The major cataracts, which are on the average about 150 to 200 km apart, serve to divide Nubia into a succession of quite distinct regions. The most northerly region, between the First and Second Cataracts, is traditionally called Lower Nubia. Here the river flows between low sandstone bluffs, sometimes right beside the river, and sometimes up to half a kilometer back. Alluvium, though not continuous, was more abundant here than in most of the rest of the country, and Lower Nubia always supported some of Nubia's most important and richest settlements. Commerce was enhanced by the fact that between the First and Second Cataracts there were no lesser rapids, making boat travel easy and safe. This region was the heartland of the medieval Kingdom of Nobadia. Today, however, its entire length lies beneath the waters of Lake Nasser, impounded by the Aswan High Dam.

Much of the region between the Second and Third Cataracts is a land where the sandstone overlay has been eroded away and the underlying "basement complex" of granite is exposed at the surface, resulting in a topography of rugged crags and ridges that occasionally approach the dimensions of true mountains. The northern half of this region is in fact known in Arabic as the Batn el-Hajjar - the "belly of rocks." The course of the river is impeded every few kilometers by rapids, each of which is a major deterrent to navigation.
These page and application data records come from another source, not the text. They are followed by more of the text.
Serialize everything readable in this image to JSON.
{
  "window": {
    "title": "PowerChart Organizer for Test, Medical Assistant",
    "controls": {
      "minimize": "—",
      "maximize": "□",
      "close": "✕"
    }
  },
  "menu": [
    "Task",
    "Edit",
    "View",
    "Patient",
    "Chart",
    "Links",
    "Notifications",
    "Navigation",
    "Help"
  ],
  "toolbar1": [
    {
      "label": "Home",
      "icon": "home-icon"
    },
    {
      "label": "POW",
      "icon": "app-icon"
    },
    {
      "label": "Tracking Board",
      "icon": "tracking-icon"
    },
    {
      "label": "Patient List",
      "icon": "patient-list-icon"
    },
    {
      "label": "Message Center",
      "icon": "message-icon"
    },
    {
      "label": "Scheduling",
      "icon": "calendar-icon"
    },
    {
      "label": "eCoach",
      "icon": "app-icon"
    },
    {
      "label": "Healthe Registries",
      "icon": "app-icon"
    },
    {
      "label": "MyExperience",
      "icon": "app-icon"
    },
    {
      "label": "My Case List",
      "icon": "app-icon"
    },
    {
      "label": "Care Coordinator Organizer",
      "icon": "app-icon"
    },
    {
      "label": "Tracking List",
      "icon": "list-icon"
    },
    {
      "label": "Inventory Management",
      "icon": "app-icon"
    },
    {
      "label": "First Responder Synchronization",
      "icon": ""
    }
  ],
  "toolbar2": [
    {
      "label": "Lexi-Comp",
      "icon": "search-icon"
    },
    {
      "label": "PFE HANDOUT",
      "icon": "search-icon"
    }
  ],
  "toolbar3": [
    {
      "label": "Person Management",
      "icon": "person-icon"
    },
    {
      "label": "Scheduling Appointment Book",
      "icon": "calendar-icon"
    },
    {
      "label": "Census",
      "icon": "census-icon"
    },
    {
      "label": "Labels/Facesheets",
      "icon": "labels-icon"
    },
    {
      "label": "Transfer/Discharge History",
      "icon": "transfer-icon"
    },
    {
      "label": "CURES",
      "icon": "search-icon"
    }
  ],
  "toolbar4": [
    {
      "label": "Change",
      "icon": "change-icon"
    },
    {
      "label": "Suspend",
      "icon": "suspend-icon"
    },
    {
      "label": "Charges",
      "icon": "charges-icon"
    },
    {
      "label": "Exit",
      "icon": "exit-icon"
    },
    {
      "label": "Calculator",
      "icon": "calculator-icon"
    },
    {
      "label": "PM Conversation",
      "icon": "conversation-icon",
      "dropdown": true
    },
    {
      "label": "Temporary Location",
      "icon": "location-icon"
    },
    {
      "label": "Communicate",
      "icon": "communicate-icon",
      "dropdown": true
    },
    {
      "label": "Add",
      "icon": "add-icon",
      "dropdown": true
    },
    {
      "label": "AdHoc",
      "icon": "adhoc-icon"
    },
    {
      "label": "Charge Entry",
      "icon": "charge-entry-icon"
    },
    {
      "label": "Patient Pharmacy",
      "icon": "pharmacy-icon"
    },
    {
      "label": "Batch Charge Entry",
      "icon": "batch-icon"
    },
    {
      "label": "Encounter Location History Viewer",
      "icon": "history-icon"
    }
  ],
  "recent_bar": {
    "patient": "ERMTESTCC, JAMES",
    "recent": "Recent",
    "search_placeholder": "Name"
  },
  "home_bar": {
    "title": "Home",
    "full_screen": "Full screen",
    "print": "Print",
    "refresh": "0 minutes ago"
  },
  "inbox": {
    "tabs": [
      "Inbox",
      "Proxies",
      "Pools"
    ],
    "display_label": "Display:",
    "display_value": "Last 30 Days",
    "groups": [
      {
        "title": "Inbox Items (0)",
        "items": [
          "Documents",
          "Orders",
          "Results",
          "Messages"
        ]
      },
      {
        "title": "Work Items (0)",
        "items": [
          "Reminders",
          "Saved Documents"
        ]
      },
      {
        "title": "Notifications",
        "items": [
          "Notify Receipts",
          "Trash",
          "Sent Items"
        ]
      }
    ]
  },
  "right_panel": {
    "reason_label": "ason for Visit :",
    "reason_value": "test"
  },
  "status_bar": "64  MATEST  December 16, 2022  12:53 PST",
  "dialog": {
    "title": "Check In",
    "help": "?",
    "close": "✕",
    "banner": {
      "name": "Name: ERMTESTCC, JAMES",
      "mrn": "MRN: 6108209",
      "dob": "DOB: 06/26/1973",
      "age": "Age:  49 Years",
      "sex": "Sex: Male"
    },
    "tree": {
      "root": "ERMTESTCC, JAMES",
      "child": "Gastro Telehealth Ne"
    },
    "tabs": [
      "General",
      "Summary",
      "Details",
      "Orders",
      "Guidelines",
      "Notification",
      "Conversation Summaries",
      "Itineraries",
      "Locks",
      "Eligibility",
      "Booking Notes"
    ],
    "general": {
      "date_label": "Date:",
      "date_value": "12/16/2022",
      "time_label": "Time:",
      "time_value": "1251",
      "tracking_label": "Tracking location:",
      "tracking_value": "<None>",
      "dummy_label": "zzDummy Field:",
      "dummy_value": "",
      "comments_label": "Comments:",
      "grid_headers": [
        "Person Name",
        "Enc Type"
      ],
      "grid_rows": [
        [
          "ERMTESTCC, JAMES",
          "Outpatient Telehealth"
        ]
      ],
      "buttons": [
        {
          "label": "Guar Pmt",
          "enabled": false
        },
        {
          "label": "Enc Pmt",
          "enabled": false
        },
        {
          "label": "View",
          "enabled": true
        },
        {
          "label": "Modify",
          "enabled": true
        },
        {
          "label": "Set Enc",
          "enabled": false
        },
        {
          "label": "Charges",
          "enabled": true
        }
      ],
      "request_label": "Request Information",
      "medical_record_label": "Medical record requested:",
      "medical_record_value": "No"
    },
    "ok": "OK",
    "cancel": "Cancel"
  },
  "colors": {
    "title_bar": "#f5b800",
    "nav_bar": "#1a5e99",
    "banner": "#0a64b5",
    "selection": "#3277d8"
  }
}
Alluvial deposits are especially scarce, and this region was always the least productive and least populated part of Nubia. It lay in medieval times within the Kingdom of Nobadia, but was of little economic or political importance until it became a place of refuge during the disturbed conditions of Late Christian times.

The land between the Third and Fourth Cataracts is by contrast the most fertile part of Nubia. It is again a sandstone region geologically and topographically similar to Lower Nubia, but it has in addition two fairly sizable basins where the river regularly overflows its banks during the flood season, making possible the kind of basin irrigation practiced throughout most of Egypt. This region was always, and remains today, the most populous part of Nubia. In medieval times it was the heartland of the Kingdom of Makouria, and before that of the Empire of Kush, at least in its earlier years. The capital cities of both Makouria and Kush were located here.

The region between the Fourth and Fifth Cataracts is again a region of granite outcrops, numerous rapids, and little alluvium. It belonged to the Kingdom of Makouria, but had fewer important settlements than any other part of Nubia.

South of the Fifth Cataract there is once again a more open and productive region, with no more rapids except for the relatively minor granite irruption of the Sixth Cataract. This region belonged to the medieval Kingdom of Alodia. It is populous and prosperous today, and probably was also in medieval times, but it has been so little explored archaeologically that nothing is really known about the conditions of earlier times.

Only in the most southerly part of Nubia is there sufficient rainfall to support seasonal stands of grass in the hinterland of the Nile Valley. As a result, dwellers in the southern region have always had to content with pastoral nomad neighbors, who were often a threat to the settled farmers. They were rarely if ever brought under the control over the riverain kingdoms.

Rainfall is scant throughout the whole of Nubia, varying from less than 10 mm anually at the north of the region to about 50 mm at its southern extremity. All agriculture therefore depends on irrigation from the Nile. There is no other water source except in the far south, where the tributary Atbara River has a seasonal flow.

Sources: Trigger 1965, 10-34; Adams 1977, 13-43.

(Contributed by William Y. Adams.)